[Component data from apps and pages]
========================
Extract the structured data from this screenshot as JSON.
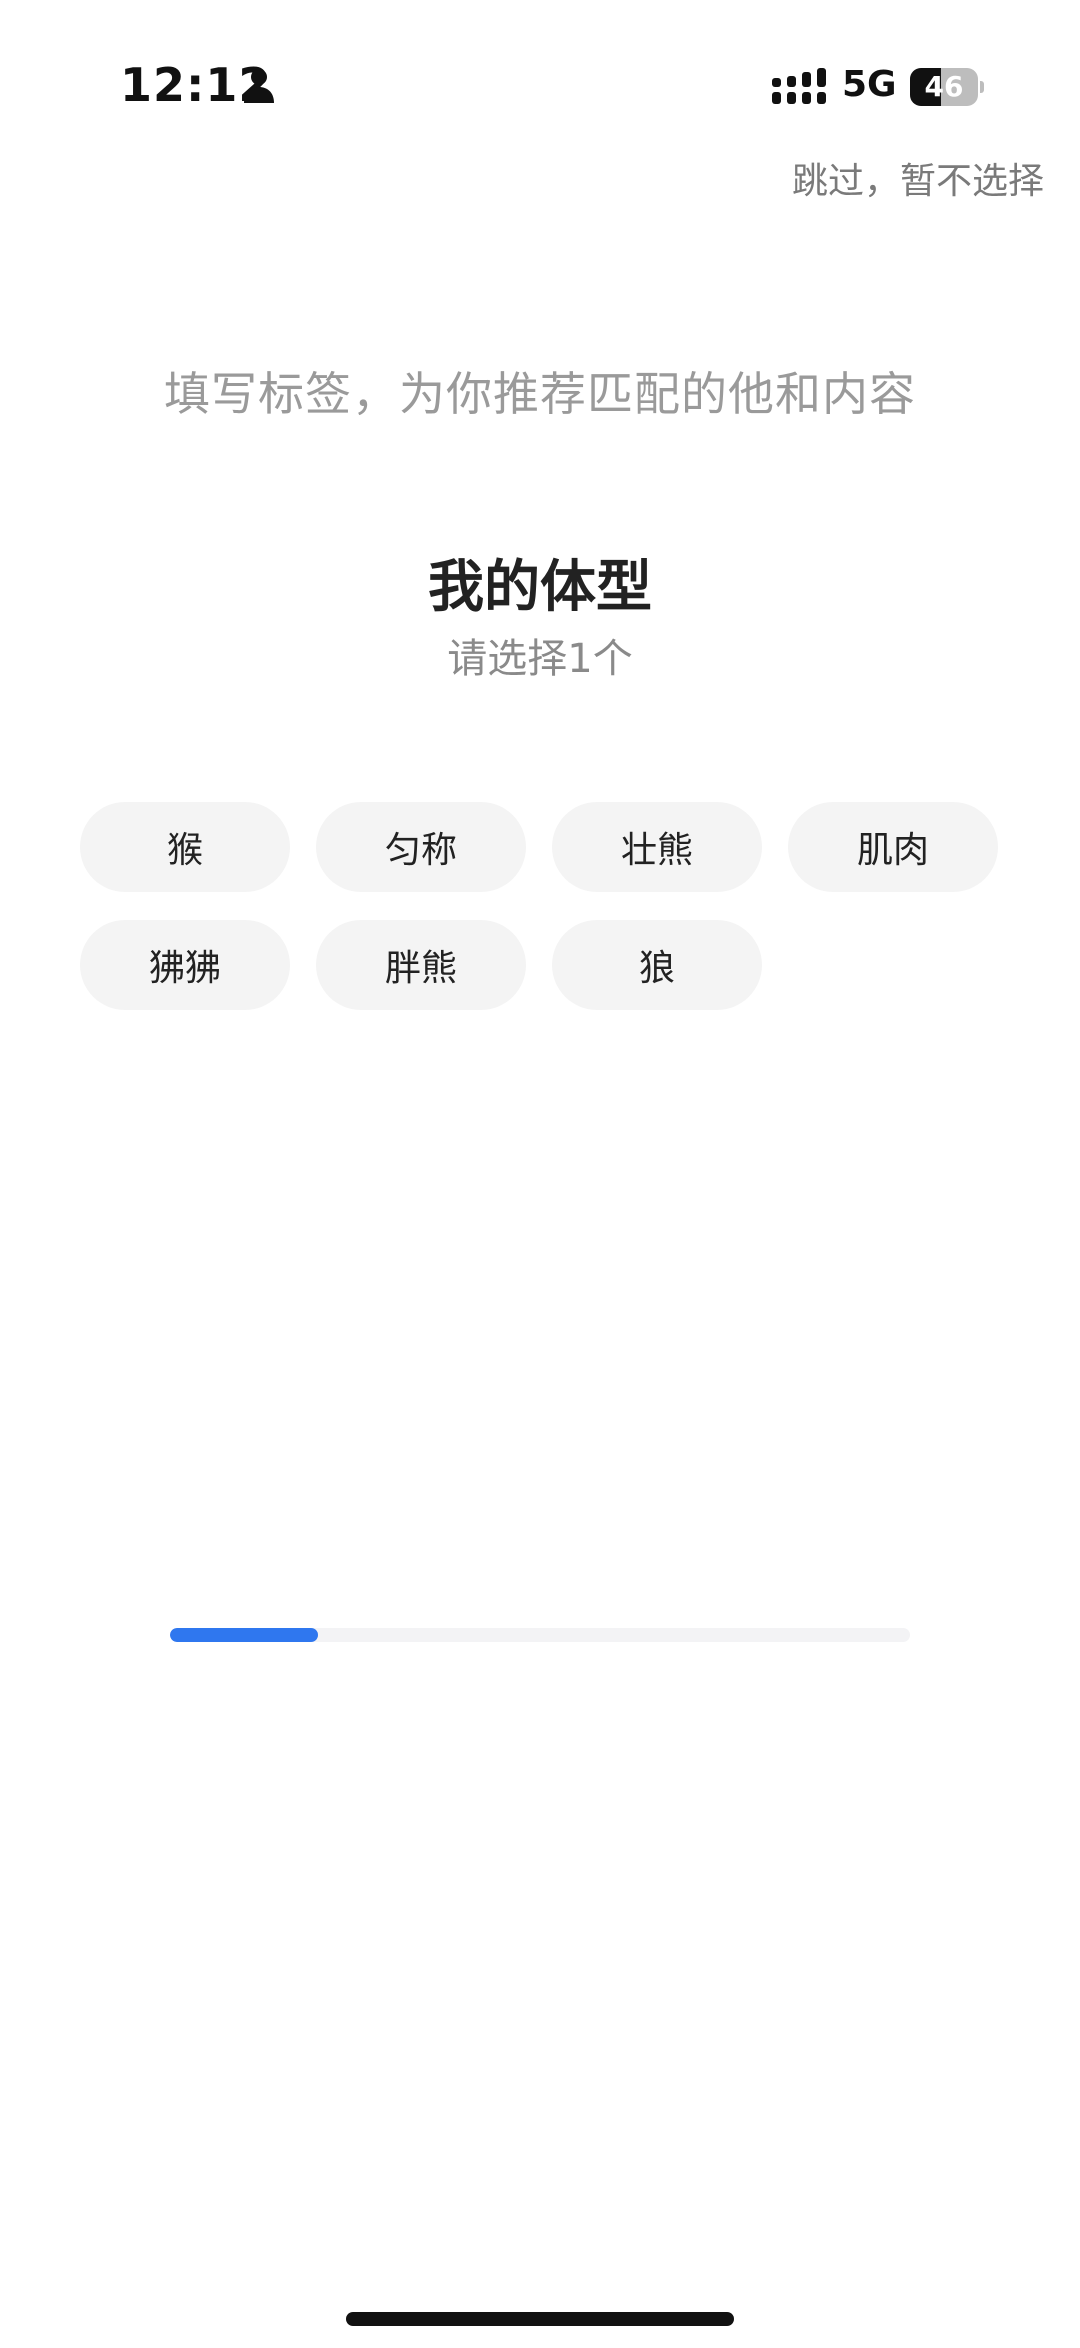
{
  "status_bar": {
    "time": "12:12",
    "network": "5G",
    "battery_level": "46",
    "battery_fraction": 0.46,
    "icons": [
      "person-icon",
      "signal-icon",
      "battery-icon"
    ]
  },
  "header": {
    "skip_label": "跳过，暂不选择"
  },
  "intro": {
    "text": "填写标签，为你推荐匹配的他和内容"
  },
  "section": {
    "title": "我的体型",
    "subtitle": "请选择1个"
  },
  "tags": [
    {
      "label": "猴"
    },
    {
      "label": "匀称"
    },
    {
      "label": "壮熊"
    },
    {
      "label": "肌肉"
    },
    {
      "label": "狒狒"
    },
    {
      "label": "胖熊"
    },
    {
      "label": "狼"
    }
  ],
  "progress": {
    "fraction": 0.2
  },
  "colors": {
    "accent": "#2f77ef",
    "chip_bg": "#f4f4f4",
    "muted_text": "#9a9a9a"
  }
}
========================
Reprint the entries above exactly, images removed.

== FINISHED TASK ==
Extract the structured data from this screenshot as JSON.
{
  "status_bar": {
    "time": "12:12",
    "network": "5G",
    "battery_level": "46",
    "battery_fraction": 0.46,
    "icons": [
      "person-icon",
      "signal-icon",
      "battery-icon"
    ]
  },
  "header": {
    "skip_label": "跳过，暂不选择"
  },
  "intro": {
    "text": "填写标签，为你推荐匹配的他和内容"
  },
  "section": {
    "title": "我的体型",
    "subtitle": "请选择1个"
  },
  "tags": [
    {
      "label": "猴"
    },
    {
      "label": "匀称"
    },
    {
      "label": "壮熊"
    },
    {
      "label": "肌肉"
    },
    {
      "label": "狒狒"
    },
    {
      "label": "胖熊"
    },
    {
      "label": "狼"
    }
  ],
  "progress": {
    "fraction": 0.2
  },
  "colors": {
    "accent": "#2f77ef",
    "chip_bg": "#f4f4f4",
    "muted_text": "#9a9a9a"
  }
}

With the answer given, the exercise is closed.